=== SUPPLIED RECORDS ===

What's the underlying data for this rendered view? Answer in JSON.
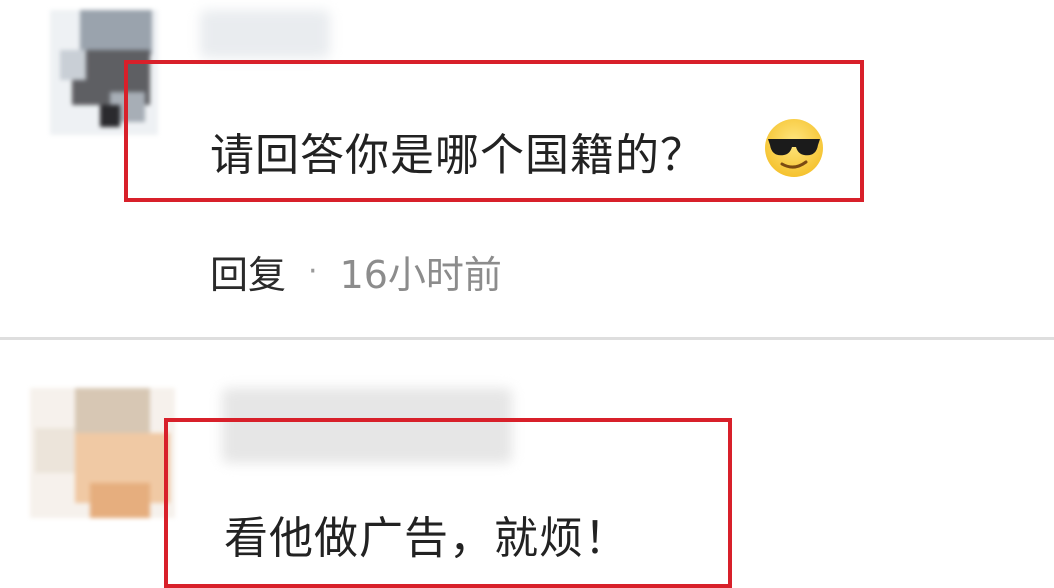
{
  "comments": [
    {
      "text": "请回答你是哪个国籍的？",
      "emoji": "sunglasses-face-emoji",
      "reply_label": "回复",
      "separator": "·",
      "time": "16小时前"
    },
    {
      "text": "看他做广告，就烦！"
    }
  ],
  "colors": {
    "highlight_border": "#d8202a",
    "divider": "#dedede",
    "text": "#222222",
    "meta": "#8c8c8c"
  }
}
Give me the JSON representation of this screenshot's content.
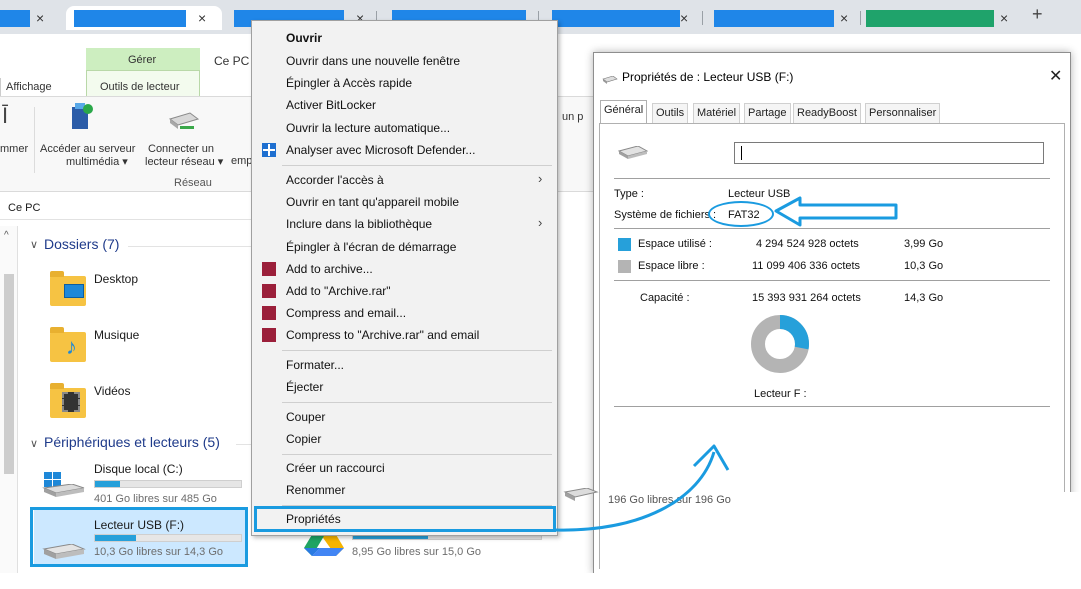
{
  "browser": {
    "tabs": [
      {
        "active": false,
        "close": "×"
      },
      {
        "active": true,
        "close": "×"
      },
      {
        "active": false,
        "close": "×"
      },
      {
        "active": false,
        "close": "×"
      },
      {
        "active": false,
        "close": "×"
      },
      {
        "active": false,
        "close": "×"
      },
      {
        "active": false,
        "close": "×"
      }
    ],
    "new_tab": "+"
  },
  "ribbon": {
    "context_tab_group": "Gérer",
    "tab_ce_pc": "Ce PC",
    "tab_affichage": "Affichage",
    "tab_outils": "Outils de lecteur",
    "btn_access_server": "Accéder au serveur",
    "btn_access_server_sub": "multimédia ▾",
    "btn_map_drive": "Connecter un",
    "btn_map_drive_sub": "lecteur réseau ▾",
    "btn_truncated_left": "mmer",
    "btn_truncated_mid": "emp",
    "group_reseau": "Réseau",
    "right_fragment": "un p"
  },
  "address": {
    "path": "Ce PC"
  },
  "content": {
    "folders_header": "Dossiers (7)",
    "folders": [
      "Desktop",
      "Musique",
      "Vidéos"
    ],
    "drives_header": "Périphériques et lecteurs (5)",
    "drives": [
      {
        "name": "Disque local (C:)",
        "free": "401 Go libres sur 485 Go",
        "used_fraction": 0.17
      },
      {
        "name": "Lecteur USB (F:)",
        "free": "10,3 Go libres sur 14,3 Go",
        "used_fraction": 0.28
      },
      {
        "name": "",
        "free": "8,95 Go libres sur 15,0 Go",
        "used_fraction": 0.4
      },
      {
        "name": "",
        "free": "196 Go libres sur 196 Go",
        "used_fraction": 0.0
      }
    ]
  },
  "context_menu": {
    "items": [
      "Ouvrir",
      "Ouvrir dans une nouvelle fenêtre",
      "Épingler à Accès rapide",
      "Activer BitLocker",
      "Ouvrir la lecture automatique...",
      "Analyser avec Microsoft Defender...",
      "Accorder l'accès à",
      "Ouvrir en tant qu'appareil mobile",
      "Inclure dans la bibliothèque",
      "Épingler à l'écran de démarrage",
      "Add to archive...",
      "Add to \"Archive.rar\"",
      "Compress and email...",
      "Compress to \"Archive.rar\" and email",
      "Formater...",
      "Éjecter",
      "Couper",
      "Copier",
      "Créer un raccourci",
      "Renommer",
      "Propriétés"
    ],
    "submenu_arrow": "›"
  },
  "dialog": {
    "title": "Propriétés de : Lecteur USB (F:)",
    "close": "✕",
    "tabs": [
      "Général",
      "Outils",
      "Matériel",
      "Partage",
      "ReadyBoost",
      "Personnaliser"
    ],
    "volume_name_value": "",
    "type_label": "Type :",
    "type_value": "Lecteur USB",
    "fs_label": "Système de fichiers :",
    "fs_value": "FAT32",
    "used_label": "Espace utilisé :",
    "used_bytes": "4 294 524 928 octets",
    "used_gb": "3,99 Go",
    "free_label": "Espace libre :",
    "free_bytes": "11 099 406 336 octets",
    "free_gb": "10,3 Go",
    "capacity_label": "Capacité :",
    "capacity_bytes": "15 393 931 264 octets",
    "capacity_gb": "14,3 Go",
    "drive_caption": "Lecteur F :",
    "used_fraction": 0.279,
    "colors": {
      "used": "#26a0da",
      "free": "#b4b4b4"
    }
  },
  "annotations": {
    "color": "#1a9be0"
  }
}
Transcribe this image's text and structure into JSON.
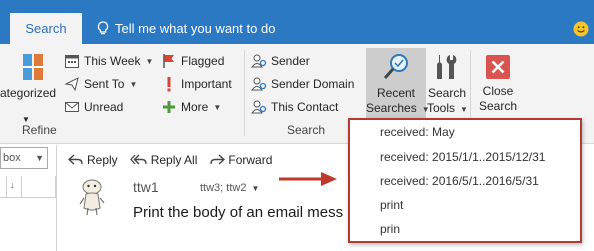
{
  "tabs": {
    "search": "Search",
    "tell_me": "Tell me what you want to do"
  },
  "ribbon": {
    "categorized_label": "ategorized",
    "refine_group_label": "Refine",
    "search_group_label": "Search",
    "refine": {
      "this_week": "This Week",
      "sent_to": "Sent To",
      "unread": "Unread",
      "flagged": "Flagged",
      "important": "Important",
      "more": "More"
    },
    "search_people": {
      "sender": "Sender",
      "sender_domain": "Sender Domain",
      "this_contact": "This Contact"
    },
    "recent_searches": {
      "line1": "Recent",
      "line2": "Searches"
    },
    "search_tools": {
      "line1": "Search",
      "line2": "Tools"
    },
    "close_search": {
      "line1": "Close",
      "line2": "Search"
    }
  },
  "left_pane": {
    "combo_value": "box"
  },
  "message": {
    "actions": {
      "reply": "Reply",
      "reply_all": "Reply All",
      "forward": "Forward"
    },
    "sender": "ttw1",
    "recipients": "ttw3; ttw2",
    "subject": "Print the body of an email mess"
  },
  "recent_searches_dropdown": {
    "items": [
      "received: May",
      "received: 2015/1/1..2015/12/31",
      "received: 2016/5/1..2016/5/31",
      "print",
      "prin"
    ]
  },
  "colors": {
    "tab_bar": "#2b79c2",
    "ribbon_bg": "#f3f3f3",
    "dropdown_border": "#b33a2e",
    "arrow": "#c0392b",
    "close_icon": "#d9534f"
  },
  "icons": [
    "lightbulb-icon",
    "smiley-icon",
    "categorize-icon",
    "calendar-icon",
    "sent-to-icon",
    "envelope-icon",
    "flag-icon",
    "important-icon",
    "plus-icon",
    "person-search-icon",
    "magnifier-icon",
    "tools-icon",
    "close-icon",
    "reply-icon",
    "reply-all-icon",
    "forward-icon",
    "arrow-icon"
  ]
}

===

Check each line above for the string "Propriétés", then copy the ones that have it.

RESPONSE TO THE TASK »
      "Propriétés"
    "title": "Propriétés de : Lecteur USB (F:)",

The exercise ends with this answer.